Look through the entries below, please, and copy every line with the word "likes".
+ + + + +
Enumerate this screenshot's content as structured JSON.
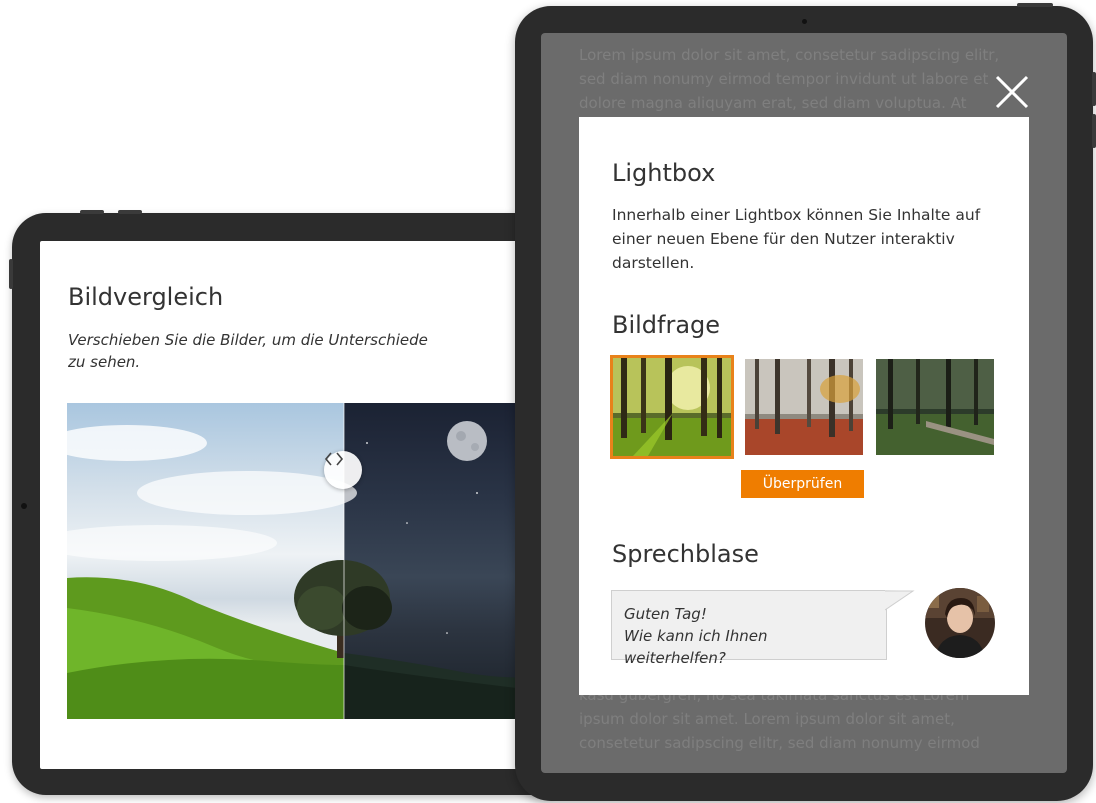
{
  "left_tablet": {
    "title": "Bildvergleich",
    "subtitle": "Verschieben Sie die Bilder, um die Unterschiede zu sehen."
  },
  "right_tablet": {
    "background_text_top": "Lorem ipsum dolor sit amet, consetetur sadipscing elitr, sed diam nonumy eirmod tempor invidunt ut labore et dolore magna aliquyam erat, sed diam voluptua. At",
    "background_text_bottom": "kasd gubergren, no sea takimata sanctus est Lorem ipsum dolor sit amet. Lorem ipsum dolor sit amet, consetetur sadipscing elitr, sed diam nonumy eirmod",
    "lightbox": {
      "title": "Lightbox",
      "text": "Innerhalb einer Lightbox können Sie Inhalte auf einer neuen Ebene für den Nutzer interaktiv darstellen.",
      "image_question_heading": "Bildfrage",
      "check_button": "Überprüfen",
      "speech_heading": "Sprechblase",
      "speech_line1": "Guten Tag!",
      "speech_line2": "Wie kann ich Ihnen weiterhelfen?"
    }
  },
  "colors": {
    "accent": "#ef7d00",
    "device": "#2b2b2b",
    "overlay": "#6b6b6b"
  },
  "icons": [
    "compare-handle-icon",
    "close-icon"
  ]
}
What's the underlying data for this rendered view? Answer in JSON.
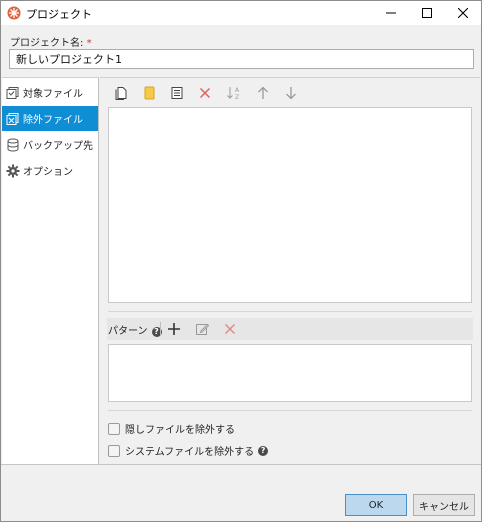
{
  "window": {
    "title": "プロジェクト"
  },
  "form": {
    "project_name_label": "プロジェクト名:",
    "required_mark": "*",
    "project_name_value": "新しいプロジェクト1"
  },
  "sidebar": {
    "items": [
      {
        "label": "対象ファイル",
        "icon": "target-files-icon"
      },
      {
        "label": "除外ファイル",
        "icon": "excluded-files-icon",
        "selected": true
      },
      {
        "label": "バックアップ先",
        "icon": "database-icon"
      },
      {
        "label": "オプション",
        "icon": "gear-icon"
      }
    ]
  },
  "pattern": {
    "label": "パターン"
  },
  "options": {
    "exclude_hidden": "隠しファイルを除外する",
    "exclude_system": "システムファイルを除外する"
  },
  "buttons": {
    "ok": "OK",
    "cancel": "キャンセル"
  },
  "colors": {
    "accent": "#0f8ed6",
    "delete": "#e06060",
    "folder": "#f7c948"
  }
}
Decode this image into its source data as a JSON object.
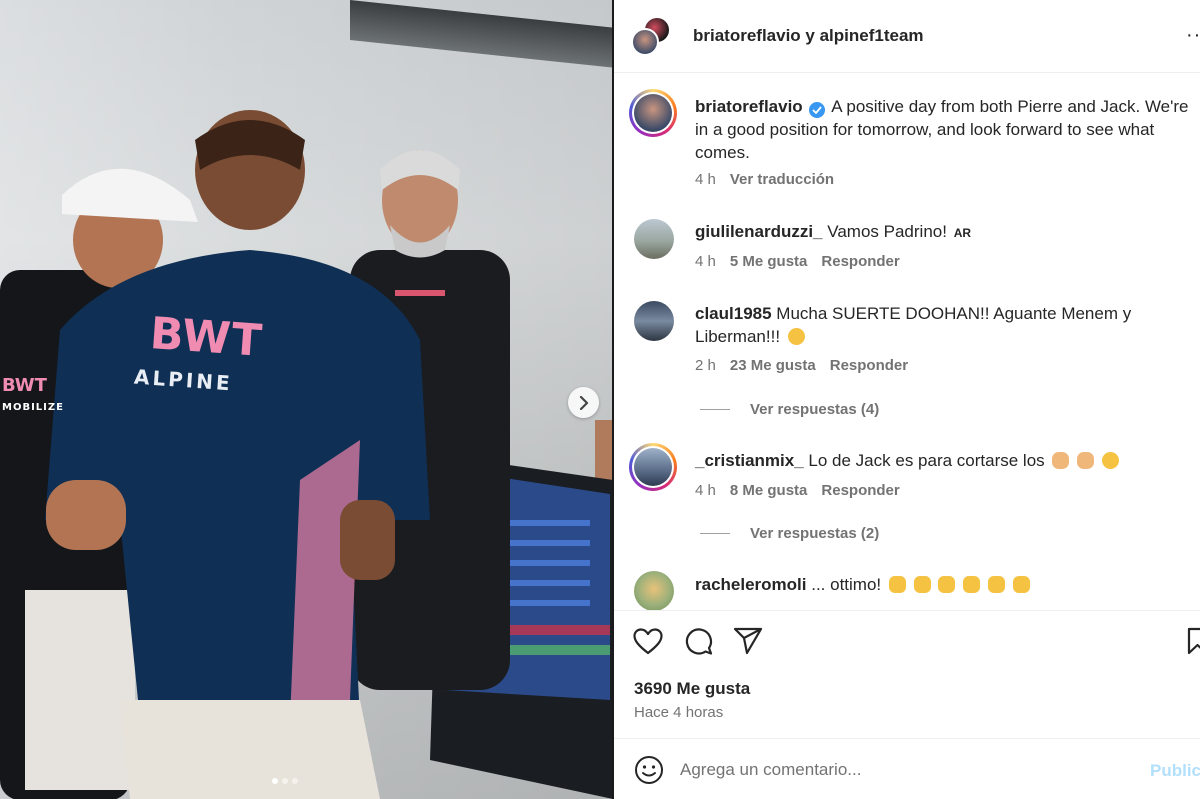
{
  "header": {
    "title": "briatoreflavio y alpinef1team",
    "more_label": "···"
  },
  "photo": {
    "jersey_logo": "BWT",
    "jersey_sub": "ALPINE",
    "sleeve_text": "BWT",
    "sleeve_sub": "MOBILIZE"
  },
  "caption": {
    "user": "briatoreflavio",
    "text": "A positive day from both Pierre and Jack. We're in a good position for tomorrow, and look forward to see what comes.",
    "time": "4 h",
    "translate": "Ver traducción"
  },
  "comments": [
    {
      "user": "giulilenarduzzi_",
      "text": "Vamos Padrino!",
      "tag": "AR",
      "time": "4 h",
      "likes": "5 Me gusta",
      "reply": "Responder"
    },
    {
      "user": "claul1985",
      "text": "Mucha SUERTE DOOHAN!! Aguante Menem y Liberman!!!",
      "time": "2 h",
      "likes": "23 Me gusta",
      "reply": "Responder",
      "replies": "Ver respuestas (4)"
    },
    {
      "user": "_cristianmix_",
      "text": "Lo de Jack es para cortarse los",
      "time": "4 h",
      "likes": "8 Me gusta",
      "reply": "Responder",
      "replies": "Ver respuestas (2)"
    },
    {
      "user": "racheleromoli",
      "text": "... ottimo!"
    }
  ],
  "footer": {
    "likes": "3690 Me gusta",
    "time": "Hace 4 horas",
    "comment_placeholder": "Agrega un comentario...",
    "publish": "Publicar"
  },
  "colors": {
    "verified": "#3897f0",
    "muted": "#737373",
    "publish_disabled": "#b2dffc"
  },
  "icons": [
    "heart-icon",
    "comment-icon",
    "share-icon",
    "bookmark-icon",
    "emoji-icon",
    "chevron-right-icon",
    "verified-icon"
  ]
}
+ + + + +
ANSWER TO THIS EXERCISE:
      "likes": "5 Me gusta",
      "likes": "23 Me gusta",
      "likes": "8 Me gusta",
    "likes": "3690 Me gusta",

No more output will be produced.